I've been critical of the way the Obama administration blithely assumed that opposition to the health care law would dissipate, so I'm not opposed in principle to Politico publishing a story (by Carrie Budoff Brown) called "5 Things Dems Got Wrong on Health Care." But Thing #1 is just ridiculous, a classic product of Beltway tunnel vision:
Passing a massive health care overhaul with no Republican support was one of the most fateful political decisions of the legislative fight....
Since Republicans had zero buy-in, they've been emboldened to thwart the law in every way possible....
When have Republicans ever let "buy-in" stop them from declaring total war on Democrats? The Wall Street bailout started under their president. Cap-and-trade was their idea. The individual mandate was a key feature of the health plan passed by their next presidential nominee when he was a governor (just getting a health care plan passed was an accomplishment he used to be proud of).
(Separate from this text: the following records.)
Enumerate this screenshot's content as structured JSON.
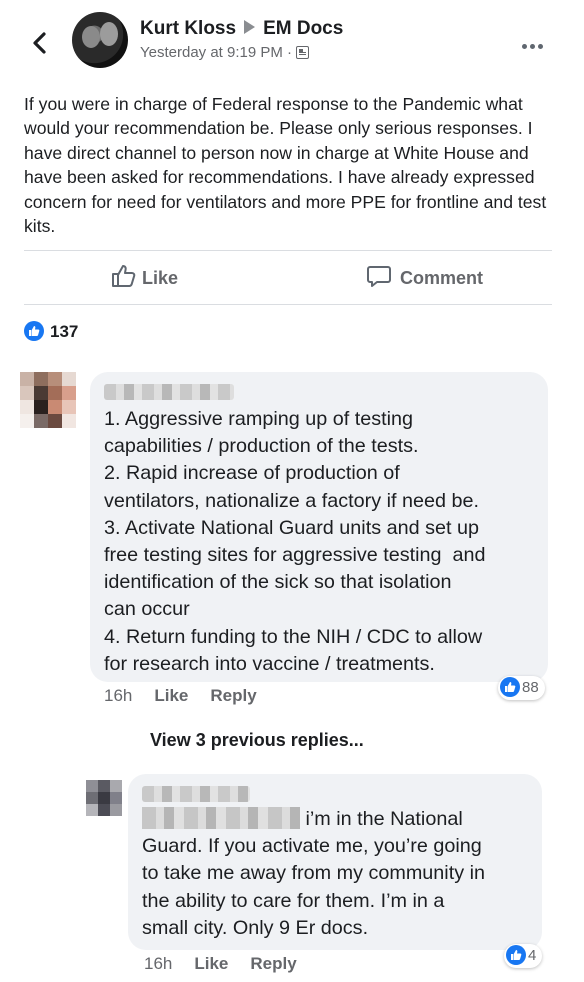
{
  "header": {
    "author": "Kurt Kloss",
    "group": "EM Docs",
    "timestamp": "Yesterday at 9:19 PM ·",
    "back_icon": "chevron-left-icon",
    "more_icon": "more-horizontal-icon",
    "audience_icon": "group-audience-icon"
  },
  "post": {
    "text": "If you were in charge of Federal response to the Pandemic what would your recommendation be. Please only serious responses. I have direct channel to person now in charge at White House and have been asked for recommendations. I have already expressed concern for need for ventilators and more PPE for frontline and test kits."
  },
  "actions": {
    "like_label": "Like",
    "comment_label": "Comment"
  },
  "reactions": {
    "count": "137"
  },
  "comments": [
    {
      "lines": [
        "1. Aggressive ramping up of testing",
        "capabilities / production of the tests.",
        "2. Rapid increase of production of",
        "ventilators, nationalize a factory if need be.",
        "3. Activate National Guard units and set up",
        "free testing sites for aggressive testing  and",
        "identification of the sick so that isolation",
        "can occur",
        "4. Return funding to the NIH / CDC to allow",
        "for research into vaccine / treatments."
      ],
      "time": "16h",
      "like": "Like",
      "reply": "Reply",
      "reaction_count": "88"
    },
    {
      "first_line": "i’m in the National",
      "lines": [
        "Guard. If you activate me, you’re going",
        "to take me away from my community in",
        "the ability to care for them. I’m in a",
        "small city. Only 9 Er docs."
      ],
      "time": "16h",
      "like": "Like",
      "reply": "Reply",
      "reaction_count": "4"
    }
  ],
  "view_previous": "View 3 previous replies...",
  "colors": {
    "accent": "#1877f2",
    "bubble": "#f0f2f5",
    "secondary_text": "#65676b"
  }
}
Do you seriously want to tell me that opposition to the Obama stimulus plan was muted thanks to those three GOP votes it got in the Senate? And the second most hated man in America among right-wingers, after Obama -- Eric Holder? There were eighteen Republican votes to confirm him.
And look, this can go both ways. Democrats ran an anti-war presidential candidate in 2004 who'd voted for the war, and nearly did so again in 2008.
Brown goes on to fudge her point:
The administration's pursuit of Republican votes through 2009 is the reason the health care fight dragged on, diverting attention for more than a year from Americans' top concerns: the economy and jobs....
Obama needed to chase Republican support to show skittish moderate Democrats that he at least tried, and he needed to abandon the effort once it became abundantly clear that the GOP had no plans to work with him if wanted a law.
He had to go it alone with Democrats, but the decision came at a price.
I'll agree that letting the bipartisan dance drag on was a huge mistake, because it allowed the Astroturf anger to build and the conspiracy theories to spread -- but Brown seems to see two mistakes here: letting the process drag on and proceeding without Republicans at the end. The latter is of interest only to the tiny, insular world of the Beltway. Really, test me on this: go poll some Americans and ask them if they can tell you how many Republican votes the health care bill got. Make the question multiple choice and throw in some small GOP numbers as possible answers, and see if people have any idea what the votes were. I'd bet real money that they don't.
You know how corporations have to do damage control after a disaster like, say, the Tylenol killings? And you know how they sometimes have to do damage control after negative information spreads that's utterly crazy, like the rumors that the Procter & Gamble symbol was satanic? Anger at the health care bill was like P&G's problem, except the magnitude was at a Tylenol level. When it came to what people believed about the bill, it's as if you had crazy P&G-style rumors, but the level of belief in them attained the level of belief in the actual fact of the Tylenol deaths. And Team Obama never grasped that it needed a huge effort to change the narrative. That was the big problem, not the lack of token GOP support.